Directed by: Steven Quale
Back in 1996, we watched as Helen Hunt and Bill Paxton chased down the mother of all twisters in an amazing film that made those of us who don’t live in the mid-West so happy that we didn’t live there. Now, today, we have Into The Storm an amped-up, pale imitation of that film that substitutes an excess of CGI action and histrionics for story and acting. There we had a couple of storm chasers looking for a stage 5 Twister, here we have a documentarian looking to park his state-of-the-art militarized storm-chaser tank-like vehicle in the middle of a twister so that he can experience the eye of the storm. All of this is wrapped around graduation day in the town of Silverton, just before it is ravaged by an unprecedented onslaught of a string of killer tornadoes.
Even as the entire town is at the mercy of these erratic and deadly cyclones, the team of storm trackers realize that the worst of it all is yet to come. Meanwhile while most people seek shelter, others (including a couple of drunk, unemployed yahoos intent on recording themselves defying the storm and getting it posted to YouTube, ala Jackass). All the while, the storm chasers run towards the vortex, testing how far a storm chaser will go for that once-in-a-lifetime shot. The underlying “story” here is a pair of teens are attempting to tape a story about the unsafe environmental conditions at the old paper mill just outside of town. The video is the senior project of Allison (Callies), only much of her footage was corrupted so Donnie (Max Deacon) offers to help her re-shoot the footage.
Only the Twister(s) hit knocking out both the school (where his dad is holding graduation), and the print plant where they are shooting. Once the dad (Armitage) realizes that Donny is at the plant he and his younger son, Trey (Kress) hot-foot it to the plant. Along the way they cross paths with the Storm chasers, and all the loose ends tie up in one great big Gordian knot. (Sigh) Unfortunately, what we have here is one catastrophic event tumbling pell-mell into the next as the film rushes haphazardly towards the hour and 30 minute mark so it can mercifully end and release it’s trapped audience out in to the theater’s lobby. Yeah, sure we like big blockbuster, slam-bang action flicks chock-a-block full of all sorts of fantastic digitized SPFX, only it would really be nice if the story made any sense. Here we are treated to a confusing mix-up of point-and-shoot hand-held cam-shots and professional cinematography tricked up to appear to be POV hand-held cams (there is even one point where a couple of characters are talking to a camera that simply shouldn’t be there, especially as it makes no sense for it to be there in the first place).

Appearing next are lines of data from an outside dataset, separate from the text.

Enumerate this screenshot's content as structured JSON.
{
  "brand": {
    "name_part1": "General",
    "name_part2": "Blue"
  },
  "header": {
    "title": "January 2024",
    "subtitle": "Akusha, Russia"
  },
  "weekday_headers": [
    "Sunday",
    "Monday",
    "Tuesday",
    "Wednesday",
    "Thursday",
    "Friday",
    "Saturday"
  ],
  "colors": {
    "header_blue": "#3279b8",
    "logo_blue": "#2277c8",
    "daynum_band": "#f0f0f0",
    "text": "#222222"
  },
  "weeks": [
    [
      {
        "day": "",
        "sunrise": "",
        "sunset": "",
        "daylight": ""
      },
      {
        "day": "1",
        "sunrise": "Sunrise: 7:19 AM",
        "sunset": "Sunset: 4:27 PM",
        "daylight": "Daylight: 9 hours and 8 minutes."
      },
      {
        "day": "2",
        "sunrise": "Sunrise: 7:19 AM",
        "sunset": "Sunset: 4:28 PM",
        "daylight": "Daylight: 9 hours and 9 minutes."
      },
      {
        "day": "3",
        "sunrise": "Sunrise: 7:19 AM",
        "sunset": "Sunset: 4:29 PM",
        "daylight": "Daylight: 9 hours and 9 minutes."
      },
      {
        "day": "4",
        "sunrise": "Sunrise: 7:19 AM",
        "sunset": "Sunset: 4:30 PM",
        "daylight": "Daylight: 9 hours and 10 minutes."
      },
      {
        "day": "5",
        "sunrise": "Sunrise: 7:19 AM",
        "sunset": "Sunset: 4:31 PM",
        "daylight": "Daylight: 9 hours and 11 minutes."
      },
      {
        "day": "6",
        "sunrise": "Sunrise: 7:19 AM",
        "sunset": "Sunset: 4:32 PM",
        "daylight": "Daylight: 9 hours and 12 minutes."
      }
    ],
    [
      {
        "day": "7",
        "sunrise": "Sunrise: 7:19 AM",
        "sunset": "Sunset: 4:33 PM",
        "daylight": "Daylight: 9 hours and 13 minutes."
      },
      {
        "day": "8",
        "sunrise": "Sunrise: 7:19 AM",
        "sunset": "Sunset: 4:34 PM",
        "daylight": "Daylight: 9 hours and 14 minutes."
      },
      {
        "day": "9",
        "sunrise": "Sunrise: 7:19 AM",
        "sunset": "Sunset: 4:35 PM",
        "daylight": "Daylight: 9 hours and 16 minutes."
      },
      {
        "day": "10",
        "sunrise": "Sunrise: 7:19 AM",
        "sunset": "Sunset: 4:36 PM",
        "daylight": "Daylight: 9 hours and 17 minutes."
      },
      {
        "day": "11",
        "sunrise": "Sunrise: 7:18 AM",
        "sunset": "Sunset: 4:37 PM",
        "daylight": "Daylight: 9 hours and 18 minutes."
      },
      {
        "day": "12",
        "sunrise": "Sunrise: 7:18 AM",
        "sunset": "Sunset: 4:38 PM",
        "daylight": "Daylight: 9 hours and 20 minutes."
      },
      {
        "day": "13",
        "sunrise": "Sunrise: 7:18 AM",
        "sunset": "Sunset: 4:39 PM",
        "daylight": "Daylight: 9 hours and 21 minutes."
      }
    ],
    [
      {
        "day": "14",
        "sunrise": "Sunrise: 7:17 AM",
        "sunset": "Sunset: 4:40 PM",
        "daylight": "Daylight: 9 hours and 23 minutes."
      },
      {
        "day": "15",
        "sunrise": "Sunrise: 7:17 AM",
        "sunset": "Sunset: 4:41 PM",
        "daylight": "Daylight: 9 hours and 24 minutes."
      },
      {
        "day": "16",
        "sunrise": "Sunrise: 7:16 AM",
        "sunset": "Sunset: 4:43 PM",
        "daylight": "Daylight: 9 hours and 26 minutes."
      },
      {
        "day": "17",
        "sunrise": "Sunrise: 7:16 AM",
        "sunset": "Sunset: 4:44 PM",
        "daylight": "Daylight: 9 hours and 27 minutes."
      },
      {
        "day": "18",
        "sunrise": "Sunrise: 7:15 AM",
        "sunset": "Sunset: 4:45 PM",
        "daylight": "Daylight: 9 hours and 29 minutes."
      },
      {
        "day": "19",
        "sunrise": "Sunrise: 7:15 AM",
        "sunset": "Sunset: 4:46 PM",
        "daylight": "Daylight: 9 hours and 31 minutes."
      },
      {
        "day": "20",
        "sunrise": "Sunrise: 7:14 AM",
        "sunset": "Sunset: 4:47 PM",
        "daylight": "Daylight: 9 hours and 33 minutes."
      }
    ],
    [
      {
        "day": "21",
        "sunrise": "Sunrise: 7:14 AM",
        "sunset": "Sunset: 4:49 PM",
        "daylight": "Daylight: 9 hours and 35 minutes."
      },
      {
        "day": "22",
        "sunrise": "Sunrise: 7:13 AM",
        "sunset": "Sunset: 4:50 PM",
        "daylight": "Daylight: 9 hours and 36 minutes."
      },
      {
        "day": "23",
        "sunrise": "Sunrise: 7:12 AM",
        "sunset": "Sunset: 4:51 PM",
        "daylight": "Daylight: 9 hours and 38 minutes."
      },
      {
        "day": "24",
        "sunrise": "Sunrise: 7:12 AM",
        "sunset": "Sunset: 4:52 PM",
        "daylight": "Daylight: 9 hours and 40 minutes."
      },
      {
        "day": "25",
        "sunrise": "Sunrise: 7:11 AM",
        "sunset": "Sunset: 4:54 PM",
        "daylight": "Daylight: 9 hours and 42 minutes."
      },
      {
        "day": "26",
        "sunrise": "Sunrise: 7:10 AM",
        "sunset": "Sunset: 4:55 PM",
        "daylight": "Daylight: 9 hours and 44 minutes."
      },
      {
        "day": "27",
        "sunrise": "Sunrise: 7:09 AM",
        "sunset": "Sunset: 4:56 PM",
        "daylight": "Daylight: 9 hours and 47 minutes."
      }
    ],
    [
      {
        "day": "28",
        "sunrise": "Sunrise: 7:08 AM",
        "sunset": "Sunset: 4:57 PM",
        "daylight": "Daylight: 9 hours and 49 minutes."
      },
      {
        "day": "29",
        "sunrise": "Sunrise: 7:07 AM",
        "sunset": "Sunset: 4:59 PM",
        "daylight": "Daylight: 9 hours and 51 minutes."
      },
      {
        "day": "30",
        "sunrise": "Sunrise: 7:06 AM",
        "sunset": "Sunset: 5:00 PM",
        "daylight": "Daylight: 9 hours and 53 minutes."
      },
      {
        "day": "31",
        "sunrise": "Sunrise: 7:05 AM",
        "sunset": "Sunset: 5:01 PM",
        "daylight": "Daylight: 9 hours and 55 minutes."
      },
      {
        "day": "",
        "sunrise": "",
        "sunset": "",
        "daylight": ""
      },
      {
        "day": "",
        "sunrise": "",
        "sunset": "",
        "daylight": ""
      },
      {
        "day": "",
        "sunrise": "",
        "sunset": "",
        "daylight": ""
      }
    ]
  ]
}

Hence what we wind up is nothing more than a cacophonous Sturm und Drang that sadly, might be exciting to look at, but signifies nothing.
Robert J. Sodaro has been reviewing films for some 30 years. During that time, his movie reviews and articles have appeared in numerous print publications, as well as on the web. Subscribe to receive regular articles and movie reviews.